Terror Bound


The explosion of gravity rides represented something more than the elaborate expansion of mindless fun. To many—perhaps most—Americans the locomotive was already a deeply poetic object, so much so that at least one foreigner observed that the average American responded to a train whistle “as if it were a mistress.” One can only imagine how much more intoxicating it must have been to board these intimate trains, with their wild, expressionist curves. It must have been like waking up to a dream as big as the world.

If the roller coaster was a locomotive gone truly loco, it also remained closely associated with “real” transportation in ways that went beyond metaphor. To bring people in, ride owners relied on the wider phenomenon of amusement parks, and these in turn were boosted by the street-railway industry. Traction companies paid flat monthly rates for their power whether their trolleys were busy or not, and thus it behooved them to encourage Sunday ridership. This problem was solved many times over by setting up an amusement park at the last stop on the line. Indeed, trolley parks proved such a sound investment that for a time they were nearly ubiquitous.

The explosion of gravity rides rides at the century’s turn represented something more than the elaborate expansion of mindless fun.

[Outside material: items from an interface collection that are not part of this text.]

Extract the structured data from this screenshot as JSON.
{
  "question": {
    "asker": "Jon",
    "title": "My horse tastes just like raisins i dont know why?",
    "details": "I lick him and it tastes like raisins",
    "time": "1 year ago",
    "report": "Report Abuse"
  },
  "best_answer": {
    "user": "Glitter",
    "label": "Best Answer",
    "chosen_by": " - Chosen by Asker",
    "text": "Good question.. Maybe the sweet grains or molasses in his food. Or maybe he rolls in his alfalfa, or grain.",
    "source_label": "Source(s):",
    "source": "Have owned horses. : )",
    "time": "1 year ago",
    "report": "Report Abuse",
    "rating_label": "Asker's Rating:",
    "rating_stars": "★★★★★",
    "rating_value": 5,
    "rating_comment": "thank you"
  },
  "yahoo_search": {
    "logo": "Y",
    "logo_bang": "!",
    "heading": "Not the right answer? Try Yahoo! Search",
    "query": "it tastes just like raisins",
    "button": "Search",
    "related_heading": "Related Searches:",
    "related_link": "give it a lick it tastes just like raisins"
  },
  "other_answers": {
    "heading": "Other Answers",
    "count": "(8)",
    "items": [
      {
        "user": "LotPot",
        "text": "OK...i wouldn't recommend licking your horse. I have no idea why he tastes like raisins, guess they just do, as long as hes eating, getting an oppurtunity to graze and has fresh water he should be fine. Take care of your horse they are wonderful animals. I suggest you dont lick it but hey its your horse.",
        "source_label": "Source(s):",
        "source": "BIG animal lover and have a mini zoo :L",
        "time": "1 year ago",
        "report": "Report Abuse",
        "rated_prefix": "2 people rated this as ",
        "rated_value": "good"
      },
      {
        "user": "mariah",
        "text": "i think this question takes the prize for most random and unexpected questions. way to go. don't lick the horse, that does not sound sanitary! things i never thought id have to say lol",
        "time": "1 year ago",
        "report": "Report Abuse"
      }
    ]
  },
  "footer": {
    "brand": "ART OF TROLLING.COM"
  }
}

The proliferation of trolley parks—or rather the close proximity of so many trolleys to so many parks—may well have inspired the flurry of roller coasters that were for all intents and purposes trains in their own right. Palisades Amusement Park, for one, was born in 1898, when the Bergen County Traction Company bought thirty-eight acres atop the New Jersey cliffs overlooking New York. By 1910 the same park boasted the Big Scenic Coaster, which had an electrified center rail, a human operator—he manipulated a lever at the front of the front car, just like a subway motorman—and the ability to move either forward or backward over its forty-five hundred feet of track. Coney Island had third-rail coasters, too, and even completed the analogy with red and green block signals regulating traffic along the tracks. One colorful variation of this ride at Coney Island was the Rough Riders, erected in tribute to the Spanish-American War. With operators decked out in military regalia, the ride sped past tableaux of the conflict before chugging up the first rise.

The Rough Riders fared badly in the end. Perhaps hoping to match the peril and exhilaration of war, its operators tended to push their vehicles too hard, using full power even on downward inclines. Motorman E. J. Quinby recalled his boss saying, “If you want to keep your job here, ya gotta make ‘em yell bloody murder.” Murder (or something like it) followed in earnest in 1910, when a Rough Riders motorman took his train around one high bend too fast, throwing two cars loose and tossing sixteen passengers out over Surf Avenue, four of them to their deaths.

Such troubles became less common after 1912, when John Miller invented the “under-friction wheel.” Until Miller came along, coasters had been fitted with “side-friction wheels,” which rolled along the inner edges of the track. Under-friction wheels, by contrast, kept the train locked onto the track from beneath, and this third set of wheels solved the matter of accidental derailments.

Of course, this advance did nothing to mute the roller-coaster experience. On the contrary, where the side-friction wheel had limited velocity and the depth of the plunge, the under-friction wheel allowed more dizzying speeds than ever. Miller himself, who approached the roller coaster with the sensibility of a mad golf-course designer, did his part to push the envelope of physics with his Jack Rabbit at Kennywood Park in Pittsburgh, which began its run by diving precipitously into a gully. In the same vertiginous spirit his Cyclone in Cleveland used the cliffs and gorges at Puritas Springs to press the tracks into what some visitors described as V shapes.

By the 1920s the scream machine was evoking more screams than ever. America had as many as fifteen hundred roller coasters, the tallest of which stood 138 feet high, the fastest of which plummeted to earth at more than sixty miles per hour. From the simple out-and-backs, more complex forms had evolved, with tighter curves, steeper drops, and wild combinations of spirals and figure eights. In Los Angeles there was even an “auto coaster” designed to be traveled by automobiles.

This was the Golden Age of Roller Coasters, or rather, the Wooden Age—and a bracing era it was. Clattering, jittering, and lurching as they did, coasters made of wood seemed practically alive, and they instilled the kind of terror that kept visitors coming back. Coney Island’s Cyclone, built in 1927 by Vernon Keenan and Harry Baker, was perhaps the paragon of the wooden form. No less an eminence than Charles Lindbergh remarked that it was scarier than flying an airplane. With its eighty-five-foot drop executed at sixty miles an hour, it is still considered by many to be the standard by which all others are measured.